The mutable state of the UMED is transferred in the existing Save/Restore interface. In the past, this interface was blocked from executing with GPU-P drivers, but is unblocked when the KMD reports support for LiveMigration. This tying of the UMED callout function and KMD capability is intentional. Live migration is how the system implements quick migration for the virtualization of these devices. The same sequence of tasks is done, and you can conceive of the quick migration (Save/Restore) as the special case of live migration where there's no active transfer. A UMED that supports Save/Restore still needs to have a KMD that supports the live migration DDIs. Similarly, the UMED must be aware of the IGPUPMigration interface and evaluate whether it's necessary in its design before the KMD could live migrate.

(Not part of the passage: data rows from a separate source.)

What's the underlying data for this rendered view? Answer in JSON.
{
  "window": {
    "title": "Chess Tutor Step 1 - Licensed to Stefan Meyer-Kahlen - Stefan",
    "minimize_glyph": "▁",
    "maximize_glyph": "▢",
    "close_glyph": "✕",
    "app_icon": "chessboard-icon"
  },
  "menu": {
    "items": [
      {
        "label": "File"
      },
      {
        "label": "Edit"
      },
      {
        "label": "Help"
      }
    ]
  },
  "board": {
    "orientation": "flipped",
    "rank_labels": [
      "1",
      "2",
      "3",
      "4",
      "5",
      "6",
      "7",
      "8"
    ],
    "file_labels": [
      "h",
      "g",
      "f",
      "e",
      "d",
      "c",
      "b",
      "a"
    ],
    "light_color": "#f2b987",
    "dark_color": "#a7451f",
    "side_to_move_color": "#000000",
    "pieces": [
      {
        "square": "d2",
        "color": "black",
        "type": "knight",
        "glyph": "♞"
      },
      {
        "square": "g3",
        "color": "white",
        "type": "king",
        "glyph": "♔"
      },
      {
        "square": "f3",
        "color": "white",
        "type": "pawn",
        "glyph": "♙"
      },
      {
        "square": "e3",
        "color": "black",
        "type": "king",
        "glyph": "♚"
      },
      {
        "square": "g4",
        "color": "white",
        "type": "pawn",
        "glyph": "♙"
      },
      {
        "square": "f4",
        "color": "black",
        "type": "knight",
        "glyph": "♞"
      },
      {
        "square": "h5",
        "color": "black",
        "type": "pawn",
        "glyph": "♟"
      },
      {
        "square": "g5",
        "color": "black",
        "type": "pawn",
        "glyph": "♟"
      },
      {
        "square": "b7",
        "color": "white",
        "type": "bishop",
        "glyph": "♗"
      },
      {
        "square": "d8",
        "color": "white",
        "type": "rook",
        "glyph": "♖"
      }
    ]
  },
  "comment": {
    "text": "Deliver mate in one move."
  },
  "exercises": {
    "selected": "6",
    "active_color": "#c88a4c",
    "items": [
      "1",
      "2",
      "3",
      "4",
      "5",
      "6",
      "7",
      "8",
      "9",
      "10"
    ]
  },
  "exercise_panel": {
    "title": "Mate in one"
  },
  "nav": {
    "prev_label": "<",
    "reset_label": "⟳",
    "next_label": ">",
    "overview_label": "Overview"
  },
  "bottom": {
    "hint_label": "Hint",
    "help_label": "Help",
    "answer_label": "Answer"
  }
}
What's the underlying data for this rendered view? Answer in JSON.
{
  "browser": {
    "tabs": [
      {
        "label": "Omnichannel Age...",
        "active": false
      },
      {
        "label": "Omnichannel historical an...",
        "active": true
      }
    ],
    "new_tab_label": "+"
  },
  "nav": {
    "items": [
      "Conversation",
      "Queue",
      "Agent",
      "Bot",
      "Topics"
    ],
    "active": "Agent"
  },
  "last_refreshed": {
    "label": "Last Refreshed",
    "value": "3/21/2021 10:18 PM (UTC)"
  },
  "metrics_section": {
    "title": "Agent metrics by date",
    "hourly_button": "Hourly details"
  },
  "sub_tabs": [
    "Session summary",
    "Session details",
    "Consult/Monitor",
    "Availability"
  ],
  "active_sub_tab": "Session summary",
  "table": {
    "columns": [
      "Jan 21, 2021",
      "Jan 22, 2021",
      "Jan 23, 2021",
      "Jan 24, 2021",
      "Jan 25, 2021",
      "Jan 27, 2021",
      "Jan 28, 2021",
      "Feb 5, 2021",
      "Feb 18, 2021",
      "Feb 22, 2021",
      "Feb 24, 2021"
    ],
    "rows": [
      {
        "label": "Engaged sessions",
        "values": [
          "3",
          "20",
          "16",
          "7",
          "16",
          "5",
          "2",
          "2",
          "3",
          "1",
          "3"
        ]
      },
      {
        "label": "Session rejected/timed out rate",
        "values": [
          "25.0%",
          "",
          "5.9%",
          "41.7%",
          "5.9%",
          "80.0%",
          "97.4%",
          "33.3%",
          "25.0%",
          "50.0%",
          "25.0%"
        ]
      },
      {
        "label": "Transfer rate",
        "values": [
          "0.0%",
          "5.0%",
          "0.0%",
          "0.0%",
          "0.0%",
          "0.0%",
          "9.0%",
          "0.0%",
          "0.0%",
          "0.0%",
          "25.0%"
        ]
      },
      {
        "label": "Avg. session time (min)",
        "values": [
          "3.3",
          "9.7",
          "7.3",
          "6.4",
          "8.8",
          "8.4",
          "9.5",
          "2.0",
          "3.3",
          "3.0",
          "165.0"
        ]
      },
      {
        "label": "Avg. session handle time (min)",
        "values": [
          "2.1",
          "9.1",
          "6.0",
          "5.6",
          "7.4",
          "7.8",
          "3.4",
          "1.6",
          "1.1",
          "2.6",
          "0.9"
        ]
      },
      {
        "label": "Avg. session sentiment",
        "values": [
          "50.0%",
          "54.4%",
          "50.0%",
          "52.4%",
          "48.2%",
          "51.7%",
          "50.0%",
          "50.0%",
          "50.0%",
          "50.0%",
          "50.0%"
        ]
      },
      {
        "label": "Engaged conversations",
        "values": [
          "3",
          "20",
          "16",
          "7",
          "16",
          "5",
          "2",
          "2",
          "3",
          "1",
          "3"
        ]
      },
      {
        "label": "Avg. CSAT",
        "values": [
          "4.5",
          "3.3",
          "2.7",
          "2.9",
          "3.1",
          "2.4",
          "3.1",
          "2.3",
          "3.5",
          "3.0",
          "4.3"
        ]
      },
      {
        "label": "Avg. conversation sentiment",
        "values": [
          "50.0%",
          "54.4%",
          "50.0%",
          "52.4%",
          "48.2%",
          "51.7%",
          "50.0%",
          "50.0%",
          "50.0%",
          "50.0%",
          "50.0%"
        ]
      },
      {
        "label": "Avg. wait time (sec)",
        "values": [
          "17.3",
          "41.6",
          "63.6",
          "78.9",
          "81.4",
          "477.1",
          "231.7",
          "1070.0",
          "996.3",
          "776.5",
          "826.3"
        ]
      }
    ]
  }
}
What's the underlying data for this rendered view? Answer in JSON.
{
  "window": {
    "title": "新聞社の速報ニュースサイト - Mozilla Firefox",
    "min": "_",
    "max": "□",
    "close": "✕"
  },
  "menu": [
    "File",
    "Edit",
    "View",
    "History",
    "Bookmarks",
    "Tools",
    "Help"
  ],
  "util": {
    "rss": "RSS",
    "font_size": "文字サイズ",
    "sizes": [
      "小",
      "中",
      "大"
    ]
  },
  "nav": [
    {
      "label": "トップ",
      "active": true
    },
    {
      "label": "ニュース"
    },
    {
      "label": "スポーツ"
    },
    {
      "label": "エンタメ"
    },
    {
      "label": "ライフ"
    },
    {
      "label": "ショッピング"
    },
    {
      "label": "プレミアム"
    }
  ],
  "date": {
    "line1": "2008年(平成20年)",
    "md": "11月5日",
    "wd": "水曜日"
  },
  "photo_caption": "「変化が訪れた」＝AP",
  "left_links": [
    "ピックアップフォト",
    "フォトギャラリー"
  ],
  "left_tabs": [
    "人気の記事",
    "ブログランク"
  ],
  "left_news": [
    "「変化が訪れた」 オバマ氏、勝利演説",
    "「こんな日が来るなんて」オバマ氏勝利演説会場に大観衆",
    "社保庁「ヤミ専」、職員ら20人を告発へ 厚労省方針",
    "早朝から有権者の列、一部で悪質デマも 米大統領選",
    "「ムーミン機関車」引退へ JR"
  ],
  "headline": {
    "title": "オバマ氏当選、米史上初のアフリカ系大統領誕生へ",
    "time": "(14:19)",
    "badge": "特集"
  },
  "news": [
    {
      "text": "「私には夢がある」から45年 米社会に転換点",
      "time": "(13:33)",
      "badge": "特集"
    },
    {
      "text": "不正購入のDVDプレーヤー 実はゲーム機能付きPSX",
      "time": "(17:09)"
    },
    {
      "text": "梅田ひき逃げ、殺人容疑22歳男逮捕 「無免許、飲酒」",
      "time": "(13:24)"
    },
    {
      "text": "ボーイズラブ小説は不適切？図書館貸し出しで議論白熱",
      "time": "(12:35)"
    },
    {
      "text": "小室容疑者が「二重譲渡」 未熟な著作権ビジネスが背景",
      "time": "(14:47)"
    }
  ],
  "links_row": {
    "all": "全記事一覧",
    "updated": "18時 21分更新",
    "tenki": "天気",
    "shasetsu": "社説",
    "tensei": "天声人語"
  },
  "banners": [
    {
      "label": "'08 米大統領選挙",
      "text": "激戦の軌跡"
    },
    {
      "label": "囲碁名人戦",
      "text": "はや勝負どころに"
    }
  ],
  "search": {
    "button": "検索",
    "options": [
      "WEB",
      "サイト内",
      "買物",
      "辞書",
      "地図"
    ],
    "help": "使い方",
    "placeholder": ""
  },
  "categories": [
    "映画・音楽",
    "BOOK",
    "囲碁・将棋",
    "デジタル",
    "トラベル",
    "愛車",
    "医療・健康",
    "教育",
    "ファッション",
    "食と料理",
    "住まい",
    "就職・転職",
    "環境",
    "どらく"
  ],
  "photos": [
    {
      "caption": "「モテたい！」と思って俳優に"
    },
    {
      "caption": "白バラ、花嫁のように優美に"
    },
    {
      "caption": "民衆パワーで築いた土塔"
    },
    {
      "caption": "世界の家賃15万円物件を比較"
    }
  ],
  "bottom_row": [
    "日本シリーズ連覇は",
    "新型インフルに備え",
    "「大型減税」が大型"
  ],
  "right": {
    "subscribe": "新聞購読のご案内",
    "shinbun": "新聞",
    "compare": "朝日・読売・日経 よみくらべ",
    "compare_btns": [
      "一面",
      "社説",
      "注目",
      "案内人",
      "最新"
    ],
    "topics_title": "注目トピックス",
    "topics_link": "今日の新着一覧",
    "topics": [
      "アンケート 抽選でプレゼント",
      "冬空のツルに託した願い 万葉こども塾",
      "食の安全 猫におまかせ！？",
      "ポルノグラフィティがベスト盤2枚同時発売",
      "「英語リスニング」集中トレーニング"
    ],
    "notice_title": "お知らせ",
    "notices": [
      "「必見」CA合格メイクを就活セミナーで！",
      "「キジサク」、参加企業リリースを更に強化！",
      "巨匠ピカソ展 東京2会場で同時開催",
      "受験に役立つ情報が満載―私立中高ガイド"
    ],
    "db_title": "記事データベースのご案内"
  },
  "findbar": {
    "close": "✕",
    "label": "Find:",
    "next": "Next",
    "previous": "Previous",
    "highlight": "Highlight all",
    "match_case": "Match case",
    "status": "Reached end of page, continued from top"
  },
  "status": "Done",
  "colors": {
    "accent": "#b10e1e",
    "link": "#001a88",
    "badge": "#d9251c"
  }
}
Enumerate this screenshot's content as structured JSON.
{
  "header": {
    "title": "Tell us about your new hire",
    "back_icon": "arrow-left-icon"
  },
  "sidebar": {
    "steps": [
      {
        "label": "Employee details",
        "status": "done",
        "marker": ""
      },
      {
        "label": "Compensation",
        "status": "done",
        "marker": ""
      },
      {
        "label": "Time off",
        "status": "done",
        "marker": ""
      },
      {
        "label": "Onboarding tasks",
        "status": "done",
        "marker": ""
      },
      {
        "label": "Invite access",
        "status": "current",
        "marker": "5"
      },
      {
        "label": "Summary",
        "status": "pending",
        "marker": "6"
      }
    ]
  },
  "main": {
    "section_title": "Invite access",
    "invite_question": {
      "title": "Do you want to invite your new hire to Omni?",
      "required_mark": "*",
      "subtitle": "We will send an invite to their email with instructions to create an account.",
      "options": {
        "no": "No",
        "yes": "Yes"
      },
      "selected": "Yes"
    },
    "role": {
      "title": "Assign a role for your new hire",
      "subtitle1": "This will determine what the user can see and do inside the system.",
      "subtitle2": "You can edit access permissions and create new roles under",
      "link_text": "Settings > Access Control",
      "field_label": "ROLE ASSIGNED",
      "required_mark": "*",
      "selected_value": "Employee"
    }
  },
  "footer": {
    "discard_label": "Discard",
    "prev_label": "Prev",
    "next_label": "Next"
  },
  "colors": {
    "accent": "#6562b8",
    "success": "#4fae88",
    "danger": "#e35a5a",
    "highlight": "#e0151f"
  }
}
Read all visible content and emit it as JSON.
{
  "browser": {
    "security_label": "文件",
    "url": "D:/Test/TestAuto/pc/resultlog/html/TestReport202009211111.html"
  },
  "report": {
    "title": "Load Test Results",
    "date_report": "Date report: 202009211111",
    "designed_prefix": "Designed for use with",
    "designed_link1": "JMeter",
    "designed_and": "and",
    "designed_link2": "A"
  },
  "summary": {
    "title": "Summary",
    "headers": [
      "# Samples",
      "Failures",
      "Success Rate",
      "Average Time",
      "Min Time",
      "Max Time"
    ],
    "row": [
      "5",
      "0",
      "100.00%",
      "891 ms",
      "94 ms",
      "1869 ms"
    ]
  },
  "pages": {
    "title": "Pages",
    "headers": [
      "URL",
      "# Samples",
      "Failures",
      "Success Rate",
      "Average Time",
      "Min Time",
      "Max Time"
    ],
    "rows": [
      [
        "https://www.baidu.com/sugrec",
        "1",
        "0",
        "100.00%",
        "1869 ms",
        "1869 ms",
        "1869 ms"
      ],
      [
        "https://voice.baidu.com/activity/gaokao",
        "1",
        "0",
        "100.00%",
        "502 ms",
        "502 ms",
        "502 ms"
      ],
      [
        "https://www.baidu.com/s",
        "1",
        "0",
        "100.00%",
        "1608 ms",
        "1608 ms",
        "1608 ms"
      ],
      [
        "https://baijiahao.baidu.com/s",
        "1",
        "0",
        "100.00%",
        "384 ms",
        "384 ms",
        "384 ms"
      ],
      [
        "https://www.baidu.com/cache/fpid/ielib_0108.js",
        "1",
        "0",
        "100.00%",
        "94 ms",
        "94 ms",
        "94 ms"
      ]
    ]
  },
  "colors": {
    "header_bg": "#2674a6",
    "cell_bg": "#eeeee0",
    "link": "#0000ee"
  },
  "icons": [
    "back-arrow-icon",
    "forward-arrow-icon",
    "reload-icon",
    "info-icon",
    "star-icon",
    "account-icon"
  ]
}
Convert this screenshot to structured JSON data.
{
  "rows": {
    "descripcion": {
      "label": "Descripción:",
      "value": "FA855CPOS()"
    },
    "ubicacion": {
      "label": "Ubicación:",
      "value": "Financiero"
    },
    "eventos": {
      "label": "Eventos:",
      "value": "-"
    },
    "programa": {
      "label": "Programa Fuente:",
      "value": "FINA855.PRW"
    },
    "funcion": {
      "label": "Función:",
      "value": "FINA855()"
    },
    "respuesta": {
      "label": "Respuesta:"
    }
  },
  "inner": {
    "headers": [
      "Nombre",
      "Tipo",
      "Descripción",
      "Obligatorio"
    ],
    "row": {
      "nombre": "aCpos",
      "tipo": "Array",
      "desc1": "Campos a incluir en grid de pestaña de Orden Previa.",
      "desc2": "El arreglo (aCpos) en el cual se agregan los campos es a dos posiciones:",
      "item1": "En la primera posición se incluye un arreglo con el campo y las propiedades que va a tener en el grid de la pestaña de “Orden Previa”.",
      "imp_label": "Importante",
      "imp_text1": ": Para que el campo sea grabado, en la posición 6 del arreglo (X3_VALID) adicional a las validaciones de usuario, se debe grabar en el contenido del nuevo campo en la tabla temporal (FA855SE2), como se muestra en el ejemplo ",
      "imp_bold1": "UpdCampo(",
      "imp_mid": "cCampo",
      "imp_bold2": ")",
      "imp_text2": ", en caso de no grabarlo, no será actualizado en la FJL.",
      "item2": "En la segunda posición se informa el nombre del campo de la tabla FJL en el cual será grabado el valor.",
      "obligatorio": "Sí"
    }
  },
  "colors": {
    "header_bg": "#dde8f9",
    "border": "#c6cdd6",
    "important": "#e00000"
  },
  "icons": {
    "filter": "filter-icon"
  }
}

Virtualization of interrupts

The physical addressing of the guest interrupt management has to be virtualized in order to properly service MSI-X table access as the underlying hardware changes during the migration. The UMED must intercept the MSI-X interrupt table for all drivers that support live migration. Any reads or writes to the Message Upper Address and Message Address fields need to map to the actual hardware values. Dxgkrnl maintains the mapping of the virtualized (or guest) address and performs the substitution where needed in the call stack.

The OS manages the virtualization / mapping of the guest physical addresses that table reads or writes might refer to guest-side with the host physical addresses needed for actual interrupt servicing. This common path doesn't need separate UMED implementation or kernel forwarding, and the OS doesn't notify the UMED when the OS intercepts the table. The only requirement for the UMED is that the mitigations for the device need to be set for the BAR pages of the table.

However, in the kernel, Dxgkrnl wants the KMD to service the actual writes. KMD does so by implementing the added DxgkDdiWriteVirtualizedInterrupt callback function.

There should never be a need for a read because the UMD locally tracks writes (in virtualized / guest-translated form) so they don't require the expensive kernel jump. This tracking migrates with the virtual device.

DDI Sync and IRQL Contexts

DDI Sync Level IRQL
DxgkDdiPrepareLiveMigration 0 PASSIVE
DxgkDdiEndLiveMigration 0 PASSIVE
DxgkDdiSaveImmutableMigrationData 0 PASSIVE
DxgkDdiSaveMutableMigrationData 0 PASSIVE
DxgkDdiRestoreImmutableMigrationData 0 PASSIVE
DxgkDdiRestoreMutableMigrationData 0 PASSIVE
DxgkDdiWriteVirtualizedInterrupt 0 PASSIVE
DxgkDdiSetVirtualGpuResources2 0 PASSIVE
DxgkDdiSetVirtualFunctionPauseState 0 PASSIVE
IGPUPMigration::SaveImmutableGpup 0 PASSIVE
IGPUPMigration::RestoreImmutableGpup 0 PASSIVE

Important Considerations for VF Scheduling

The efficiency of the transfer is strongly determined by the scheduling of the paging transfers on the PF. The more access to the paging engines of the device the PF can use to saturate the bus and get best throughput, the more performant the transfer is in general and the paused transfer specifically. The more content that can be captured and sent over in a given time, the better; at least up to network saturation.

It's preferable to have the change in scheduling only affect the paging engine and no other device resource, but not all VF scheduling designs might allow this. At a minimum, it's desired that the scheduling:

  • Only take budget from the VF being migrated or from unassigned VF schedule.
  • Not degrade performance for any other virtualizations on the machine.

Note, on the target side, these conditions can be much more easily met as the VF is paused the entire transfer and that whole budget is available. On the source side, it requires a balancing of the migration needs and the VM needs, with the ultimate need to meet the pause transfer goals.